All three major credit bureaus (Equifax, Experian, and TransUnion) offer this federally regulated freeze.
Suppose you suspect fraudulent activity on one of your credit reports. In that case, you can freeze one or multiple credit reports for free. A freeze can prevent further fraudulent accounts from opening. However, you can also use a credit report freeze to deter creditors from viewing your credit score and payment history.
You need to call the credit reporting agency or start the process online to place a freeze on a specific credit report. A freeze will typically require your Social Security Number, date of birth, and residential address. You will have to make a PIN or password, which will allow you to unfreeze your credit report at any time. Suppose you want to apply for a new loan or line of credit. In that case, you can allow limited access so that a financial institution can perform a credit check for approval.

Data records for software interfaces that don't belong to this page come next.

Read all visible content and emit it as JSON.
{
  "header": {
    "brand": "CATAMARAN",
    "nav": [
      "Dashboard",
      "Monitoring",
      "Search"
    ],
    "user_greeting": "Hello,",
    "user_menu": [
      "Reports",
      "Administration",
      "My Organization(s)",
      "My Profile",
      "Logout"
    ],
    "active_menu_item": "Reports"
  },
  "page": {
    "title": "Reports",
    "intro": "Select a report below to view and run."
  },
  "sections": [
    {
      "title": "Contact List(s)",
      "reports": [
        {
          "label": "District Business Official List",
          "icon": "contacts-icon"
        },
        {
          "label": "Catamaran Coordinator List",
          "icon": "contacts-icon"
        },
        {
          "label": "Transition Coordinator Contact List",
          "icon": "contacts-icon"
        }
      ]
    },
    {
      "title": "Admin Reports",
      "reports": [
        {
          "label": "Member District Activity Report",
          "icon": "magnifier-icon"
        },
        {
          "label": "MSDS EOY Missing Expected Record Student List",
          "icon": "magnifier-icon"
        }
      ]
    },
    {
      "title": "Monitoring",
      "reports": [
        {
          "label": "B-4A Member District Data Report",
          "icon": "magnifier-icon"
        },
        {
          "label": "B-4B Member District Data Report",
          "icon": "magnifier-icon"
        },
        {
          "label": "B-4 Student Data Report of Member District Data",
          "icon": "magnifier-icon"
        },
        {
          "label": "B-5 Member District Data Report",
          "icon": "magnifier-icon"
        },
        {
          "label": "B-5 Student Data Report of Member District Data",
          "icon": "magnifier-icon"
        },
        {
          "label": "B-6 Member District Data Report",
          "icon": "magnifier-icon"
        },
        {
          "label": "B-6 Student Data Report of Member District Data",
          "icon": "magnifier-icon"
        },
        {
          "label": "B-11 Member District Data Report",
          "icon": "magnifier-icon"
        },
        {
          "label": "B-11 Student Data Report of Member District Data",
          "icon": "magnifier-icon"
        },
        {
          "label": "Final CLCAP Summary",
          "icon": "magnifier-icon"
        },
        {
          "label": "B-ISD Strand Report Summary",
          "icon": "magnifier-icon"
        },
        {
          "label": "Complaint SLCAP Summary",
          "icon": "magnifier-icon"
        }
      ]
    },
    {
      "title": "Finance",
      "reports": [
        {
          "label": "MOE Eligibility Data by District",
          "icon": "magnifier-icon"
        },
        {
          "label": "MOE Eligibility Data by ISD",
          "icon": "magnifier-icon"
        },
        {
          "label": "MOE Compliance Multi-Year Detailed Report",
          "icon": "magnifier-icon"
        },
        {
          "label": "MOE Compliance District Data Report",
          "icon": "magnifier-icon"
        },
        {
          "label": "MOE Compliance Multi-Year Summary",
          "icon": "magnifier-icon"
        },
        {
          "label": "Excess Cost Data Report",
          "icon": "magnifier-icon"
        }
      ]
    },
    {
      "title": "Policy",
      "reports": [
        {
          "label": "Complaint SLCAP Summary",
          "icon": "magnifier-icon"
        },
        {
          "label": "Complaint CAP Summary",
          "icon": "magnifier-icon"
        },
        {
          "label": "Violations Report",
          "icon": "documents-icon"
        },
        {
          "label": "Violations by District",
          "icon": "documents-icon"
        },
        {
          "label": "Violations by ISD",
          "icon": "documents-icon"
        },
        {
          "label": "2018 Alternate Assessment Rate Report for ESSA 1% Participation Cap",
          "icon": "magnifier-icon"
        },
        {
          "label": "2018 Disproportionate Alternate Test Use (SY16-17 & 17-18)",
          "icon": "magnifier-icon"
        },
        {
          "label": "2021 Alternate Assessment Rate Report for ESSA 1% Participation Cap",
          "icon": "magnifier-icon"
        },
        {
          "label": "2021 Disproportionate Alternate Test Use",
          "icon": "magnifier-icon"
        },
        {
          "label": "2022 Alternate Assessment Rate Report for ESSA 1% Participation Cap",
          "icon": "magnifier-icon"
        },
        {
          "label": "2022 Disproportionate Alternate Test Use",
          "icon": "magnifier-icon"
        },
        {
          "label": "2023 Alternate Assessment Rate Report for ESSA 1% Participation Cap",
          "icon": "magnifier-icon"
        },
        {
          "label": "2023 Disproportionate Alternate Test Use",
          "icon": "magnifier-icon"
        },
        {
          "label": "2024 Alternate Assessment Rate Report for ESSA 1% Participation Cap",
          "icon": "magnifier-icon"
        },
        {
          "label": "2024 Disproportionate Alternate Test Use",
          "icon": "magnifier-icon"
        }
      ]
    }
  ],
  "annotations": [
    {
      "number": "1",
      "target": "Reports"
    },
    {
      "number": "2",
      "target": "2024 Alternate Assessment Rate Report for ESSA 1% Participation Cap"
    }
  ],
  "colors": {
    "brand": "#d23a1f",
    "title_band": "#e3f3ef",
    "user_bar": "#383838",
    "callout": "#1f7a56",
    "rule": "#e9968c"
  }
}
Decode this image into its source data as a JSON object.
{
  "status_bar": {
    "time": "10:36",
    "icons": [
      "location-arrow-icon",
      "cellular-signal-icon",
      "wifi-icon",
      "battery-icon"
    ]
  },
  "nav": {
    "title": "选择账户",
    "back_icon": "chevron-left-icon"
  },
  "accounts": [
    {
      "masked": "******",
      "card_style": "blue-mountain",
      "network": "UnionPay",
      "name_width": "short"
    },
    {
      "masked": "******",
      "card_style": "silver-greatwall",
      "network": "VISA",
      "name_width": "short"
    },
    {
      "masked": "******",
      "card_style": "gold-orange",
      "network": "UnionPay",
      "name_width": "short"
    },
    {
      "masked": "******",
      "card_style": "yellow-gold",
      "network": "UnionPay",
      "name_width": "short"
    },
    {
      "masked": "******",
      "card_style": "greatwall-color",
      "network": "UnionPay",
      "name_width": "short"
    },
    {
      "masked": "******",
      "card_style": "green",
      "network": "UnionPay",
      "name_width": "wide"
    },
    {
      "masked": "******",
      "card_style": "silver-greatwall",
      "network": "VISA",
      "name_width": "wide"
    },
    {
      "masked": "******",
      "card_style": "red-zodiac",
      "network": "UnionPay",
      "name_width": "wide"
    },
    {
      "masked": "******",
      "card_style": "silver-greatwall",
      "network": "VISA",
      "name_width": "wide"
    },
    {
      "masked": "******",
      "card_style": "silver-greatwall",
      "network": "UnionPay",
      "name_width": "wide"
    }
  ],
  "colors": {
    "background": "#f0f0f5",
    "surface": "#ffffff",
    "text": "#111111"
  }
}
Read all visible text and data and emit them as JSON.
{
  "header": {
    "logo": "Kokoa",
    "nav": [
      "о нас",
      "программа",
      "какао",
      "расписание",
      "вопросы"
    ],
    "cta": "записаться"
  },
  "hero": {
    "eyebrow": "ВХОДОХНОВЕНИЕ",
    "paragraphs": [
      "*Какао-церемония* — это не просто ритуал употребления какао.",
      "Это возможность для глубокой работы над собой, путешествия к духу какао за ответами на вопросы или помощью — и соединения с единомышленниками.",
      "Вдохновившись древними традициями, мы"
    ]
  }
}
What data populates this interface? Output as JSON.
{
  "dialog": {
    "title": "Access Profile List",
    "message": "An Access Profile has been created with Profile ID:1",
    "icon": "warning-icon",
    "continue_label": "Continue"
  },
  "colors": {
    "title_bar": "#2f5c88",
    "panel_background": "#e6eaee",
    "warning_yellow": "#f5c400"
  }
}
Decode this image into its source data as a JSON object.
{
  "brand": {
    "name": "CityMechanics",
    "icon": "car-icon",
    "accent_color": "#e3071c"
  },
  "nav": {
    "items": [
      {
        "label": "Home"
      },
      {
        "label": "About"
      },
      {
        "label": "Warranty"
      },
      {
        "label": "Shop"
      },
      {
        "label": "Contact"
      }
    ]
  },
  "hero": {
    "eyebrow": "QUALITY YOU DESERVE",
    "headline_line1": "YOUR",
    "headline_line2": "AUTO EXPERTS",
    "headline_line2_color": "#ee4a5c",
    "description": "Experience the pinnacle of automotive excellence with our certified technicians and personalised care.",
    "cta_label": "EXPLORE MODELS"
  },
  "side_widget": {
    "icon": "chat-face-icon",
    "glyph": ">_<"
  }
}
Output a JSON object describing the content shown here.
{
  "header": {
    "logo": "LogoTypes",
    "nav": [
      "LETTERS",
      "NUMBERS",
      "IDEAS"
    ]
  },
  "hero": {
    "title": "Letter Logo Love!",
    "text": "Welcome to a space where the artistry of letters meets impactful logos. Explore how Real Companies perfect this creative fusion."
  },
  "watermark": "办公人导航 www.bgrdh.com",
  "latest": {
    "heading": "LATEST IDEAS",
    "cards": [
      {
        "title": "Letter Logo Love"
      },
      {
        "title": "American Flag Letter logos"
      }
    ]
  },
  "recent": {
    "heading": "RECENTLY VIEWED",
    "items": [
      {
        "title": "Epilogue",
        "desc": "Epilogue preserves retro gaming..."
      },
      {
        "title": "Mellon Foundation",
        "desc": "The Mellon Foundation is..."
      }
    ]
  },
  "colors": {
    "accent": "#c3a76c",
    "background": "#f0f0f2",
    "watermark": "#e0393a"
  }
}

A freeze does not impact your credit score. You can freeze a credit report, but your credit will continue to fluctuate based on your financial activity. Are you trying to stop a sizeable pending charge that will disrupt your credit utilization ratio? Unfortunately, a credit report freeze will not prevent a negative effect on your credit score.
How To Cancel a Pending Transaction With a Merchant
People choose to cancel a pending charge for various reasons. Perhaps you are trying to manage a credit card wisely and want to limit the amount of money you spend each month. Or maybe you realized too late that a new gaming console is not the best thing to spend your money on.
If you want to cancel a pending transaction, the best course of action is to contact the merchant. If you regret the online purchase of a pricey electronic, you can contact the merchant to cancel a pending transaction.
You can typically find information on how to contact the merchant via the confirmation email or through their website. You will need to provide your full name, order number, transaction date, and reason for the cancellation. Ensure you track communication with the merchant in case you need to dispute the charge.
If you change your mind about a pending charge, you can typically call or start the cancellation process online. Many retailers offer customers the ability to cancel a pending transaction. However, there may be a short window of opportunity from the transaction date. Typically you must request a cancellation before the merchant processes an item for shipping or the charge is posted to your account. The amount of time for cancellation varies by retailer, but most offer 24 hours.
What if I Can’t Stop a Pending Credit Card Transaction?
Suppose you have made reasonable efforts to halt a pending transaction from a merchant to no avail. In that case, you will simply have to wait to initiate a return. A credit card issuer cannot stop a pending charge from a merchant.
If the merchant does not accept returns, you cannot request a refund unless your purchased item is damaged or missing. However, suppose you suspect a pending transaction on your billing statement is fraudulent. In that case, you can contact the credit card company for a chargeback. A chargeback is a return of money in the event of fraud. Most financial institutions provide a zero liability policy, so customers are never responsible for unauthorized account use.
Merchants use a pending charge to confirm you have sufficient money in your credit or bank account. Do you have pending charges you want to cancel? If so, you may wonder, “Will freezing a card stop pending transactions?” Unfortunately, requesting a freeze from your bank or card issuer is not enough to stop the transaction.
The only way to cancel a credit or debit card transaction is to contact the merchant asap. If you contact a merchant right away, you may be able to successfully cancel a pending transaction that has not yet been fully processed. You can contact your bank or creditor if a merchant fails to cooperate.
If your pending charges prevent you from being able to afford monthly bills, consider adjusting your personal finance plan. You can use fast cash loans online to afford the cost of upcoming recurring auto payments, ask friends or family for a loan, or start a remote side hustle from home.